1. Verse 1 gives a description of what faith is. Use your own words to name the following three things about faith. (a) Instead of things in the here-and-now, what does faith deal with? (b) Instead of things we see, what does faith deal with? (c) Instead of being airy-fairy, insubstantial, or doubtful, what is faith like?
2. According to verse 2, God’s people since long ago have been commended. Who gave them their good report, or commendation? What are they commended for? What does this mean for us, if we want God to be pleased with us and give us a good report?
3. Verse 3 tells us a bit about what God has done. (a) What do God’s works reveal about what God is like? (b) There is plenty of evidence and revelation about what God is like, both generally in

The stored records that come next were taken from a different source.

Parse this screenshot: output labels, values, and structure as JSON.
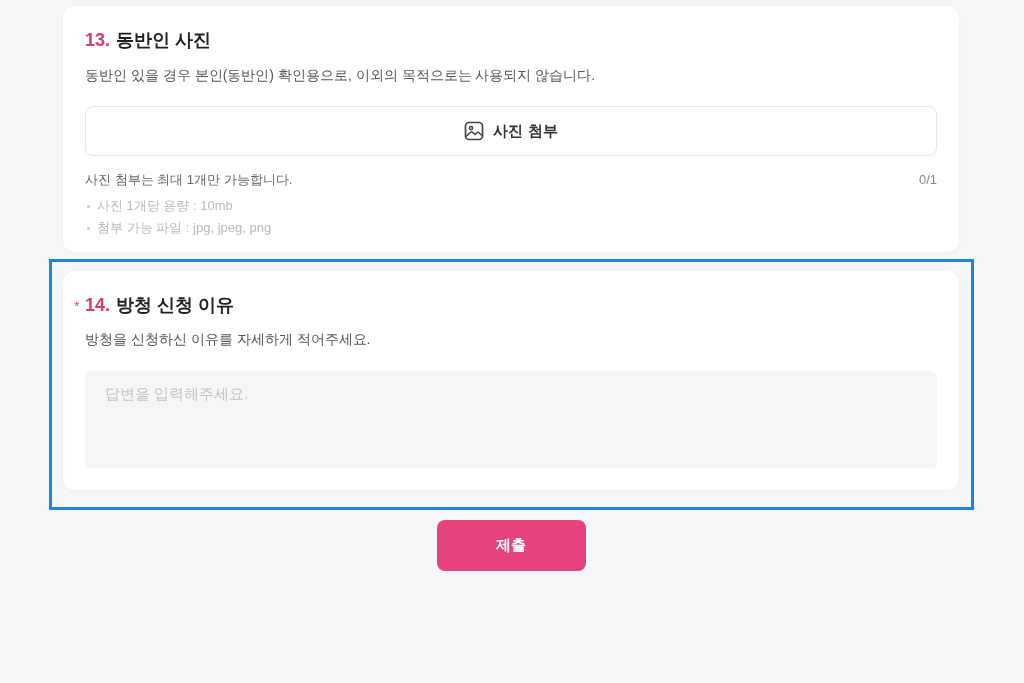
{
  "required_mark": "*",
  "questions": [
    {
      "kind": "attachment",
      "number": "13.",
      "title": "동반인 사진",
      "required": false,
      "highlighted": false,
      "description": "동반인 있을 경우 본인(동반인) 확인용으로, 이외의 목적으로는 사용되지 않습니다.",
      "attach_button": {
        "label": "사진 첨부"
      },
      "note": "사진 첨부는 최대 1개만 가능합니다.",
      "count": "0/1",
      "rules": [
        "사진 1개당 용량 : 10mb",
        "첨부 가능 파일 : jpg, jpeg, png"
      ]
    },
    {
      "kind": "text",
      "number": "14.",
      "title": "방청 신청 이유",
      "required": true,
      "highlighted": true,
      "description": "방청을 신청하신 이유를 자세하게 적어주세요.",
      "answer": {
        "placeholder": "답변을 입력해주세요."
      }
    }
  ],
  "submit_button": {
    "label": "제출"
  }
}
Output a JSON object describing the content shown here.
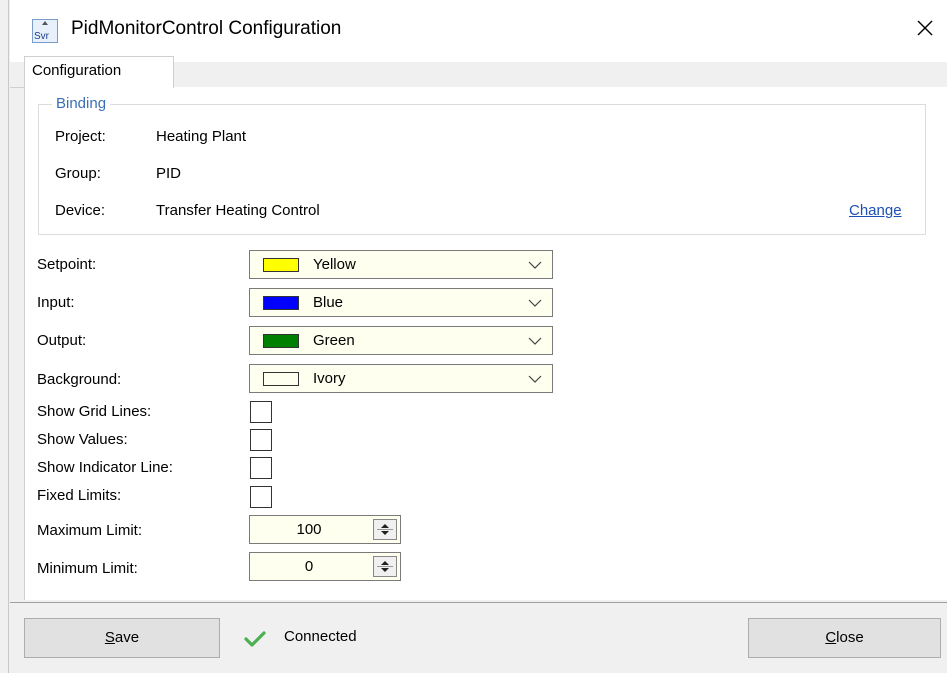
{
  "window": {
    "title": "PidMonitorControl Configuration",
    "icon_text": "Svr"
  },
  "tabs": [
    {
      "label": "Configuration",
      "selected": true
    }
  ],
  "binding": {
    "legend": "Binding",
    "project_label": "Project:",
    "project_value": "Heating Plant",
    "group_label": "Group:",
    "group_value": "PID",
    "device_label": "Device:",
    "device_value": "Transfer Heating Control",
    "change_link": "Change"
  },
  "colors": {
    "setpoint": {
      "label": "Setpoint:",
      "value": "Yellow",
      "swatch": "#ffff00"
    },
    "input": {
      "label": "Input:",
      "value": "Blue",
      "swatch": "#0000ff"
    },
    "output": {
      "label": "Output:",
      "value": "Green",
      "swatch": "#008000"
    },
    "background": {
      "label": "Background:",
      "value": "Ivory",
      "swatch": "#fffff0"
    }
  },
  "options": {
    "show_grid_lines": {
      "label": "Show Grid Lines:",
      "checked": false
    },
    "show_values": {
      "label": "Show Values:",
      "checked": false
    },
    "show_indicator_line": {
      "label": "Show Indicator Line:",
      "checked": false
    },
    "fixed_limits": {
      "label": "Fixed Limits:",
      "checked": false
    }
  },
  "limits": {
    "maximum_label": "Maximum Limit:",
    "maximum_value": "100",
    "minimum_label": "Minimum Limit:",
    "minimum_value": "0"
  },
  "footer": {
    "save_mnemonic": "S",
    "save_rest": "ave",
    "status": "Connected",
    "status_color": "#4caf50",
    "close_mnemonic": "C",
    "close_rest": "lose"
  }
}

creation and specially in the Bible. Can people interpret the available evidence just using their own powers of reason, or do we need something else?

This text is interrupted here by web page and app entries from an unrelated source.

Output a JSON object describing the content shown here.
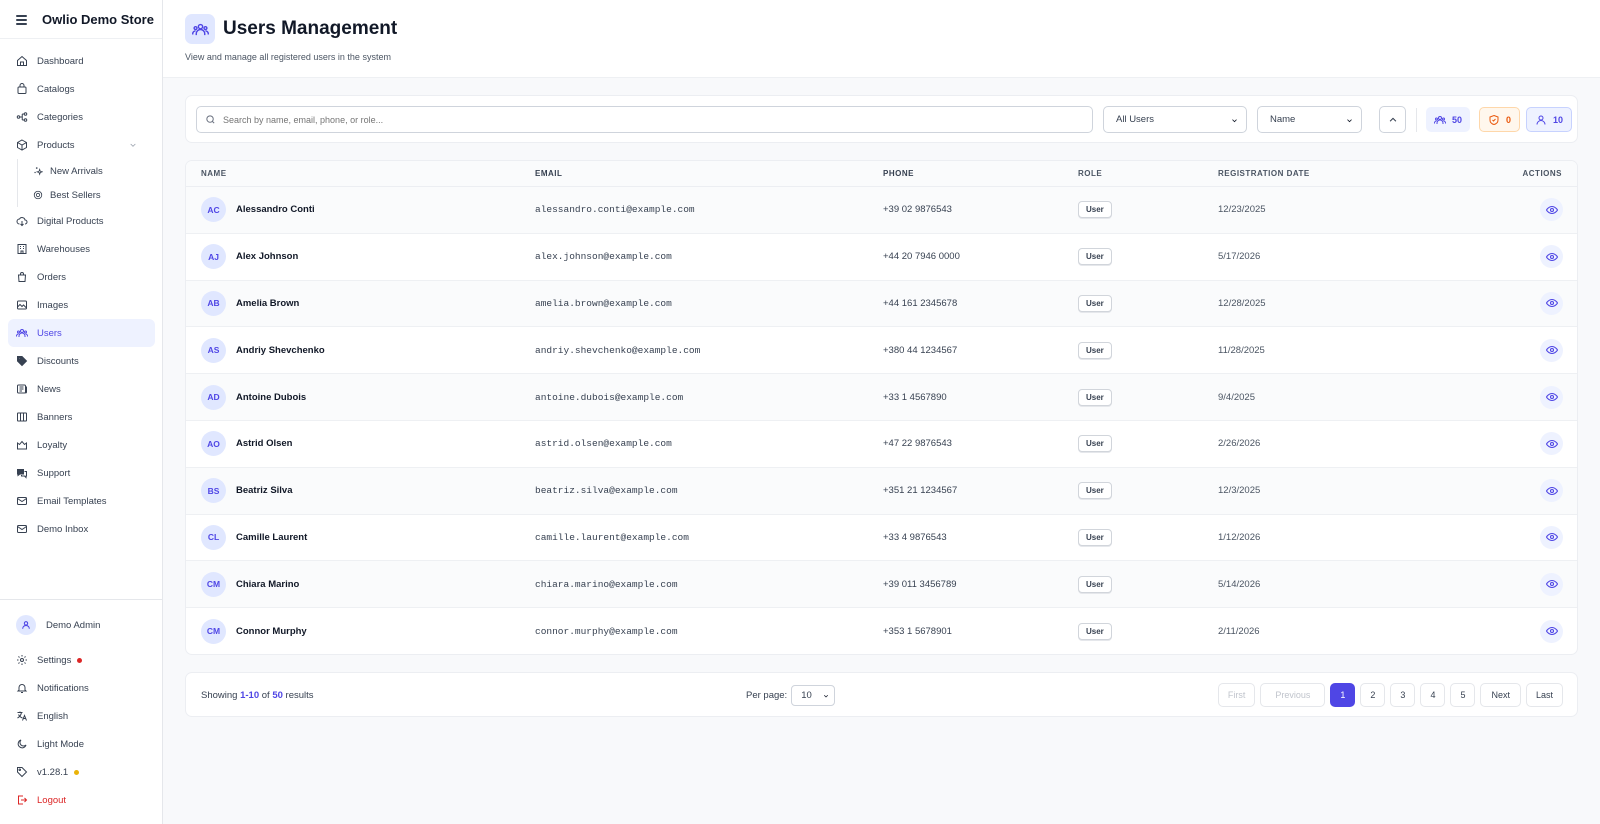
{
  "app": {
    "store_name": "Owlio Demo Store"
  },
  "sidebar": {
    "items": [
      {
        "label": "Dashboard",
        "icon": "home-icon"
      },
      {
        "label": "Catalogs",
        "icon": "catalog-icon"
      },
      {
        "label": "Categories",
        "icon": "categories-icon"
      },
      {
        "label": "Products",
        "icon": "box-icon",
        "expanded": true
      },
      {
        "label": "Digital Products",
        "icon": "cloud-icon"
      },
      {
        "label": "Warehouses",
        "icon": "warehouse-icon"
      },
      {
        "label": "Orders",
        "icon": "bag-icon"
      },
      {
        "label": "Images",
        "icon": "image-icon"
      },
      {
        "label": "Users",
        "icon": "users-icon",
        "active": true
      },
      {
        "label": "Discounts",
        "icon": "tag-icon"
      },
      {
        "label": "News",
        "icon": "news-icon"
      },
      {
        "label": "Banners",
        "icon": "banner-icon"
      },
      {
        "label": "Loyalty",
        "icon": "loyalty-icon"
      },
      {
        "label": "Support",
        "icon": "support-icon"
      },
      {
        "label": "Email Templates",
        "icon": "mail-icon"
      },
      {
        "label": "Demo Inbox",
        "icon": "inbox-icon"
      }
    ],
    "sub_items": [
      {
        "label": "New Arrivals",
        "icon": "sparkle-icon"
      },
      {
        "label": "Best Sellers",
        "icon": "award-icon"
      }
    ],
    "bottom": {
      "user": "Demo Admin",
      "settings": "Settings",
      "notifications": "Notifications",
      "language": "English",
      "theme": "Light Mode",
      "version": "v1.28.1",
      "logout": "Logout"
    }
  },
  "header": {
    "title": "Users Management",
    "subtitle": "View and manage all registered users in the system"
  },
  "filters": {
    "search_placeholder": "Search by name, email, phone, or role...",
    "user_filter": "All Users",
    "sort_field": "Name",
    "stats": {
      "total": "50",
      "admins": "0",
      "users": "10"
    }
  },
  "table": {
    "columns": {
      "name": "NAME",
      "email": "EMAIL",
      "phone": "PHONE",
      "role": "ROLE",
      "date": "REGISTRATION DATE",
      "actions": "ACTIONS"
    },
    "rows": [
      {
        "initials": "AC",
        "name": "Alessandro Conti",
        "email": "alessandro.conti@example.com",
        "phone": "+39 02 9876543",
        "role": "User",
        "date": "12/23/2025"
      },
      {
        "initials": "AJ",
        "name": "Alex Johnson",
        "email": "alex.johnson@example.com",
        "phone": "+44 20 7946 0000",
        "role": "User",
        "date": "5/17/2026"
      },
      {
        "initials": "AB",
        "name": "Amelia Brown",
        "email": "amelia.brown@example.com",
        "phone": "+44 161 2345678",
        "role": "User",
        "date": "12/28/2025"
      },
      {
        "initials": "AS",
        "name": "Andriy Shevchenko",
        "email": "andriy.shevchenko@example.com",
        "phone": "+380 44 1234567",
        "role": "User",
        "date": "11/28/2025"
      },
      {
        "initials": "AD",
        "name": "Antoine Dubois",
        "email": "antoine.dubois@example.com",
        "phone": "+33 1 4567890",
        "role": "User",
        "date": "9/4/2025"
      },
      {
        "initials": "AO",
        "name": "Astrid Olsen",
        "email": "astrid.olsen@example.com",
        "phone": "+47 22 9876543",
        "role": "User",
        "date": "2/26/2026"
      },
      {
        "initials": "BS",
        "name": "Beatriz Silva",
        "email": "beatriz.silva@example.com",
        "phone": "+351 21 1234567",
        "role": "User",
        "date": "12/3/2025"
      },
      {
        "initials": "CL",
        "name": "Camille Laurent",
        "email": "camille.laurent@example.com",
        "phone": "+33 4 9876543",
        "role": "User",
        "date": "1/12/2026"
      },
      {
        "initials": "CM",
        "name": "Chiara Marino",
        "email": "chiara.marino@example.com",
        "phone": "+39 011 3456789",
        "role": "User",
        "date": "5/14/2026"
      },
      {
        "initials": "CM",
        "name": "Connor Murphy",
        "email": "connor.murphy@example.com",
        "phone": "+353 1 5678901",
        "role": "User",
        "date": "2/11/2026"
      }
    ]
  },
  "pagination": {
    "showing_prefix": "Showing",
    "range": "1-10",
    "of": "of",
    "total": "50",
    "suffix": "results",
    "per_page_label": "Per page:",
    "per_page": "10",
    "first": "First",
    "previous": "Previous",
    "pages": [
      "1",
      "2",
      "3",
      "4",
      "5"
    ],
    "current_page": "1",
    "next": "Next",
    "last": "Last"
  },
  "colors": {
    "accent": "#4f46e5",
    "accent_light": "#eef2ff",
    "danger": "#dc2626",
    "warning": "#ea580c"
  }
}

4. Verse 4 gives a historical example of faith in action. (a) What did Abel do by faith? (b) God accepted Abel’s offering and testified that he was pleased with it. Would Abel’s offering have been acceptable to God if Abel himself was not a person who God accepted? (c) What made Abel, and therefore the things he did, pleasing to God?

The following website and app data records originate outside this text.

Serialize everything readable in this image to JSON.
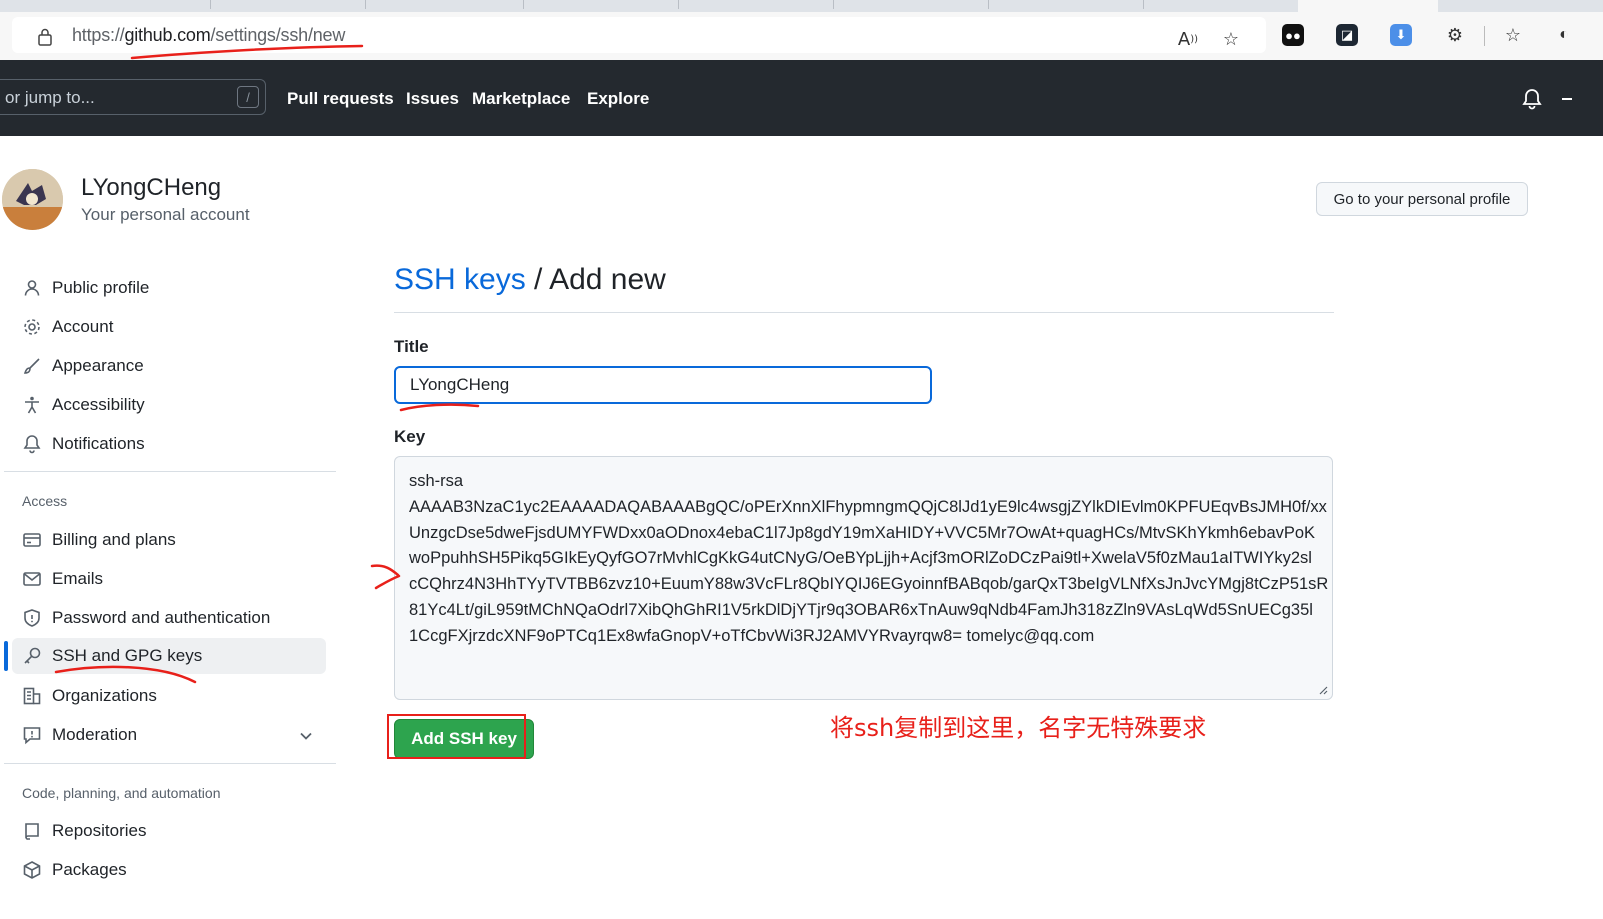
{
  "browser": {
    "url_prefix": "https://",
    "url_host": "github.com",
    "url_path": "/settings/ssh/new"
  },
  "header": {
    "search_placeholder": "or jump to...",
    "search_shortcut": "/",
    "nav": [
      "Pull requests",
      "Issues",
      "Marketplace",
      "Explore"
    ]
  },
  "profile": {
    "name": "LYongCHeng",
    "subtitle": "Your personal account",
    "profile_button": "Go to your personal profile"
  },
  "sidebar": {
    "items_top": [
      {
        "label": "Public profile",
        "icon": "person-icon"
      },
      {
        "label": "Account",
        "icon": "gear-icon"
      },
      {
        "label": "Appearance",
        "icon": "paintbrush-icon"
      },
      {
        "label": "Accessibility",
        "icon": "accessibility-icon"
      },
      {
        "label": "Notifications",
        "icon": "bell-icon"
      }
    ],
    "access_heading": "Access",
    "items_access": [
      {
        "label": "Billing and plans",
        "icon": "credit-card-icon"
      },
      {
        "label": "Emails",
        "icon": "mail-icon"
      },
      {
        "label": "Password and authentication",
        "icon": "shield-icon"
      },
      {
        "label": "SSH and GPG keys",
        "icon": "key-icon",
        "active": true
      },
      {
        "label": "Organizations",
        "icon": "organization-icon"
      },
      {
        "label": "Moderation",
        "icon": "report-icon"
      }
    ],
    "code_heading": "Code, planning, and automation",
    "items_code": [
      {
        "label": "Repositories",
        "icon": "repo-icon"
      },
      {
        "label": "Packages",
        "icon": "package-icon"
      }
    ]
  },
  "main": {
    "breadcrumb_link": "SSH keys",
    "breadcrumb_sep": " / ",
    "breadcrumb_current": "Add new",
    "title_label": "Title",
    "title_value": "LYongCHeng",
    "key_label": "Key",
    "key_lines": [
      "ssh-rsa",
      "AAAAB3NzaC1yc2EAAAADAQABAAABgQC/oPErXnnXlFhypmngmQQjC8lJd1yE9lc4wsgjZYlkDIEvlm0KPFUEqvBsJMH0f/xx",
      "UnzgcDse5dweFjsdUMYFWDxx0aODnox4ebaC1l7Jp8gdY19mXaHIDY+VVC5Mr7OwAt+quagHCs/MtvSKhYkmh6ebavPoK",
      "woPpuhhSH5Pikq5GIkEyQyfGO7rMvhlCgKkG4utCNyG/OeBYpLjjh+Acjf3mORlZoDCzPai9tl+XwelaV5f0zMau1aITWIYky2sl",
      "cCQhrz4N3HhTYyTVTBB6zvz10+EuumY88w3VcFLr8QbIYQIJ6EGyoinnfBABqob/garQxT3beIgVLNfXsJnJvcYMgj8tCzP51sR",
      "81Yc4Lt/giL959tMChNQaOdrl7XibQhGhRI1V5rkDlDjYTjr9q3OBAR6xTnAuw9qNdb4FamJh318zZln9VAsLqWd5SnUECg35l",
      "1CcgFXjrzdcXNF9oPTCq1Ex8wfaGnopV+oTfCbvWi3RJ2AMVYRvayrqw8= tomelyc@qq.com"
    ],
    "submit_label": "Add SSH key",
    "annotation_note": "将ssh复制到这里，名字无特殊要求"
  }
}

5. (a) Let’s assume that Cain wanted to please God, brought him the best he could lay his hands on, and sincerely thought his idea for an offering was a good one. Why was God nevertheless not pleased with Cain’s offering? (b) Unbelievers can sometimes do very impressive things as offerings to God, whether charitable work, using their gifts for music, etc. What does Cain show us about God’s view of the performance of the work compared to the principle that motivates what we do?
6. Verse 5 gives another example of faith in action. One of the very few things we know about Enoch is that ‘he walked with God’ for many years in his long life (see Genesis 5:21-24). What does it say about your relationship with someone when you are happy to keep walking a long distance with them? From this description of Enoch’s relationship with God, what can we conclude about (a) how pleasing Enoch was to God and (b) how pleasing God was to Enoch?
7. Faith characterised not only Enoch’s life but also the way he departed from this life to go to heaven. (a) What was unique about Enoch at the end of his life? (b) How does the same faith also characterise the experience of death for believers who die in the ordinary way? Think of verses such as Psalm 48:14, Psalm 56:13, etc. (c) Whatever way the end of our life comes, what testimony or commendation do we need to have beforehand?
8. Looking at verse 6, what makes it impossible to please God? If someone spends their life failing to please God, what are the consequences (a) for their life? (b) for after their death?
9. Still looking at verse 6, there are two things that we must believe if we are going to please God. (a) Believing that God is, doesn’t just mean believing that a God exists. It means believing in the one God who truly does exist. Who is this God? (b) What kind of reward(s) does he give? (c) Seeking him doesn’t just mean finding out facts about him. It means seeking himself personally until we find him. In what ways is the reward a good match with the seeking